We’ve all benefited from caring and compassionate leaders. We’ve learned from mentors who appear to escape cutthroat tactics that hardwire cynics’ brains. And we’ve marshaled up victories with coaches who spearhead care. Most of us at one time or another, build or find the kind of support that advances people and avoids greed.
And yet our national and global leadership crisis proves our desperate need to model and teach a new and gentler kind of trailblazing. The kind of courage that many crave when challenges arise, and the kind of fearless humility that will guide our collective kick-start into a new era.
Less familiar though, is your brain’s role in leadership development, and your mental equipment to apply either good or bad leadership. Let’s start with the bully or cynical leader to see how it works.
- negative connections in brains are easier to slip into and harder to remove, while –
- possibility connections are harder to create and tend to leave faster. Why so?
Fear tactics or stress over-stimulate the amygdala and excite the brain’s circuitry. Threats, for instance, increase dangerous cortisol chemicals and lower levels of serotonin, the adrenalin for well-being.
Evidence of negative connections may include behaviors that:
- Focus on people’s flaws rather than finding the good in others. You see it in disagreements that subtly diminish or attempt to one-up a peer.
- Criticize research parts rather than recognize parts that work well Academics tend to call meaningful “critique,” what their victims sometimes see as cutthroat criticism.

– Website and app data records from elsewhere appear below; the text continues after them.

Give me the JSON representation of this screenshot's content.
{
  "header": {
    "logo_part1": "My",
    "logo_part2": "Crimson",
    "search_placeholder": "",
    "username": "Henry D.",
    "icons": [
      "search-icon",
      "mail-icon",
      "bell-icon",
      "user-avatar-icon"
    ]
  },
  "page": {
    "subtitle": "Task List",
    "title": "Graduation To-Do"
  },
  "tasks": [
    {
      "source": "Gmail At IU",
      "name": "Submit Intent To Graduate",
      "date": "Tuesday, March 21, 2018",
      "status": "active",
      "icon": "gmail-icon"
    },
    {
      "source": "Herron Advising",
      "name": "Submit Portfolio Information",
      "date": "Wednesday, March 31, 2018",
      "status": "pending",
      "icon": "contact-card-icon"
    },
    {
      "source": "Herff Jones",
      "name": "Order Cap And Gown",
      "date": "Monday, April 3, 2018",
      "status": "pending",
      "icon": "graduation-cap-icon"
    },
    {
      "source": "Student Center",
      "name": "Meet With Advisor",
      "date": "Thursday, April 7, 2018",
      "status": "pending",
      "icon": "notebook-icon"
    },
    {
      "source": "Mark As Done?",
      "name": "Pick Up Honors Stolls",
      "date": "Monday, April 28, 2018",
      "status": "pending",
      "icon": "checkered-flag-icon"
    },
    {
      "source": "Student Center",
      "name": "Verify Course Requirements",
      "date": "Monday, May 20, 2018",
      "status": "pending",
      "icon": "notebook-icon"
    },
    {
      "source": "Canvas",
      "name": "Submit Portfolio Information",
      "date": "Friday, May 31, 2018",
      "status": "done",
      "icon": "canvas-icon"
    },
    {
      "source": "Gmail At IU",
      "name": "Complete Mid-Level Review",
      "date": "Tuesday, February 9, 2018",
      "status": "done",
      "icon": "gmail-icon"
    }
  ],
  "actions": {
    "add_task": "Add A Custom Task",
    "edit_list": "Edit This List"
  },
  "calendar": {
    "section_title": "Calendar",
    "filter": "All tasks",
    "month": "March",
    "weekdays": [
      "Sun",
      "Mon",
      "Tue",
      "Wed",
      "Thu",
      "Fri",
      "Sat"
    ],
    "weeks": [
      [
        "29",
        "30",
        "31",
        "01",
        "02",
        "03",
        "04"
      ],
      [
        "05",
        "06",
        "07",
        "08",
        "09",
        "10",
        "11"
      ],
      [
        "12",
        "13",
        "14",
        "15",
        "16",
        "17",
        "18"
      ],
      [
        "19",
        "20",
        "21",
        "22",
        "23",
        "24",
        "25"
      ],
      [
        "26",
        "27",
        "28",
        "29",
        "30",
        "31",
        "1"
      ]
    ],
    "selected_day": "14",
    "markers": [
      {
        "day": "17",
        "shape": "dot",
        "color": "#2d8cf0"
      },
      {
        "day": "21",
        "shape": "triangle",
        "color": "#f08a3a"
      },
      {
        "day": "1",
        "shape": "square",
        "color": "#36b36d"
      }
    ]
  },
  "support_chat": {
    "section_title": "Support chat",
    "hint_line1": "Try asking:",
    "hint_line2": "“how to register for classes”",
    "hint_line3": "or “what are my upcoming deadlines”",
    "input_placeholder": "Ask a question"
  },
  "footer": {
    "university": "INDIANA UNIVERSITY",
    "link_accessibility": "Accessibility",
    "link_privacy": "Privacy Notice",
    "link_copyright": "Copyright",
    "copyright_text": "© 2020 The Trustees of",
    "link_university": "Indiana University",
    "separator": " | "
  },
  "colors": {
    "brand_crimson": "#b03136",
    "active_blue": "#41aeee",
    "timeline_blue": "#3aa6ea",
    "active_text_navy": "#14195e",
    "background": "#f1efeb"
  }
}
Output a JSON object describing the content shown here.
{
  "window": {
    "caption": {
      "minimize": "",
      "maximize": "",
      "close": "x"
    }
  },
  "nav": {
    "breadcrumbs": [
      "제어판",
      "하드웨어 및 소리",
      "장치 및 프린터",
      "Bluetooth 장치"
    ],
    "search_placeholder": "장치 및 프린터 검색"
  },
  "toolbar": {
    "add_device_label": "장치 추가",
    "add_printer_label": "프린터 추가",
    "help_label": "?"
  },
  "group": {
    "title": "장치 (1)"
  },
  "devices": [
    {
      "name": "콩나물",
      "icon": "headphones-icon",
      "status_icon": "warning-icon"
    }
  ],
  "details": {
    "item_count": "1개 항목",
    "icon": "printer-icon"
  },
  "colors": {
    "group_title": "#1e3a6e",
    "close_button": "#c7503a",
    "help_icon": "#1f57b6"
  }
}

- Exclude people who differ rather then embrace cultural differences. It may be as simple as ignoring other races in your team, or as serious as denying access deliberately.
Have you seen leaders’ cutthroat behavior that adds toxins to a team? Social psychologist, Dacher Keltner spent a lifetime looking for its opposite, kindness – as it drives human brains.
How to nudge care in and cynicism out of communities?
Evidence of positive connections include behaviors that add to meaningful lives:
- Encourage others consistently and seek the best in peers. Leaders who support, let go of people’s flaws, advance others’ talents, and promote trust.
- Gives resources and assistance to promote onto well-being. Leaders who practice generosity rather than fall for power, self seeking or greed.
- Holds an invisible crown over people’s heads and wait patiently for growth. Shows the kindness that offers space for others to grow and flourish.
To some extent, the choice derives from our parents, our communities, and the particular historical era and cultural group in which we are born and grow up. But in the last analysis, the choice of what to be, and how to be, is ours and ours alone.
Without doubt, each act of kindness rewires the brain for caring solutions, just as each ax lowered by cutthroats wire for further swings at the problem. It’s not always apparent at first whether a leader is kind or cutthroat. Have you ever seen one disguised as the other?
One friend and fellow leader Dave Caiazza, put it this way:
Work against the dangerous twins of jealousy and hypocrisy. They come disguised as concern, shrouded in statistics, and hidden behind a smile. When you’re good at something, there will always be someone who wants to undo you. Don’t let them.
How will kindness transform your leadership today? Find many additional student ready materials to cultivate the kind of care in a community that builds learning opportunities for all, at my TPT site.